Digital breast tomosynthesis (DBT) in cancer screening significantly decreases recall rate (RR) and finds more cancers than 2D mammography, according to a study published in Radiology.
Researchers from Israel Deaconess Medical Center at Harvard Medical School in Boston, MA, performed a prospective study to compare the recall and cancer detection rates (CDRs) between DBT and 2D mammography. The study included 85,852 asymptomatic women who underwent breast cancer screening at the researchers’ facility from 2011 to 2014.
After a DBT unit became available in the facility, women presenting for screening were assigned to either DBT or 2D mammography according to the first available machine. At the end of the study, 5,703 (6.6%) of the women had undergone DBT examinations and 80,149 (93.4%) 2D mammography examinations. Ten breast-subspecialized radiologists interpreted most of the examinations (90%).
The results showed that the DBT subgroup contained a higher proportion of patients with risk factors for breast cancer and baseline examinations. Screening with DBT found more carcinomas (54.3%) than did 2D mammography. The recall rate was also lower with DBT, at 6.10%, compared with 2D mammography at 54.3%. “The DBT subgroup demonstrated a significantly lower RR for patients with extremely or heterogeneously dense breasts and for patients in their 5th and 7th decades,” the authors wrote.
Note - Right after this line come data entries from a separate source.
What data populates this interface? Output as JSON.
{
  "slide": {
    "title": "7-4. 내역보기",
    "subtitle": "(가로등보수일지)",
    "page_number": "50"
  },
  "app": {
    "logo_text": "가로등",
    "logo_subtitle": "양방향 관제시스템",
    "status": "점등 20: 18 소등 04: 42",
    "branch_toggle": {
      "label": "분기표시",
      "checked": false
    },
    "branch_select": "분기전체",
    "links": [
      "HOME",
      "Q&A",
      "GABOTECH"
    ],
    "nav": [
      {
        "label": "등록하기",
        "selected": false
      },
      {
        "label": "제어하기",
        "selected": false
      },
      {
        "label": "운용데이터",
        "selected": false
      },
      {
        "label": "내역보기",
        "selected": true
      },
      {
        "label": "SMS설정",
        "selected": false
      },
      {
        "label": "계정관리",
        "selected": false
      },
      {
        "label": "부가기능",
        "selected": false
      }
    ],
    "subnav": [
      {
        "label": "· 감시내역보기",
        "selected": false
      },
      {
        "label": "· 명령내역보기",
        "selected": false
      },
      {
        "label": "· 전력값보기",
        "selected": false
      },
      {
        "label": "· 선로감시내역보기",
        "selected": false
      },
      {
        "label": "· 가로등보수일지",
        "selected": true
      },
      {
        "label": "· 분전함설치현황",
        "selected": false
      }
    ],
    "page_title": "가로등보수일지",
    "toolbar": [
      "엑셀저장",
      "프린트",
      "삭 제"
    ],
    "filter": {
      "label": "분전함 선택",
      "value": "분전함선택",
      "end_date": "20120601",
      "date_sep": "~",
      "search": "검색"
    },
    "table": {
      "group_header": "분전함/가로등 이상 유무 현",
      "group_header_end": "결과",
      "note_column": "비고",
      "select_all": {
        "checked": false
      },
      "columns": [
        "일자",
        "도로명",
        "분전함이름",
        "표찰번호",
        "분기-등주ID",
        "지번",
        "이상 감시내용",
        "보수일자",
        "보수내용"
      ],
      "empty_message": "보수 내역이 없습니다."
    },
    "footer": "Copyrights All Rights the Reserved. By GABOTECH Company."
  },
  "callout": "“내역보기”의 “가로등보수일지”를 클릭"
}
The researchers concluded that implementing DBT into breast screening programs provided a decrease in RR and increased CDR.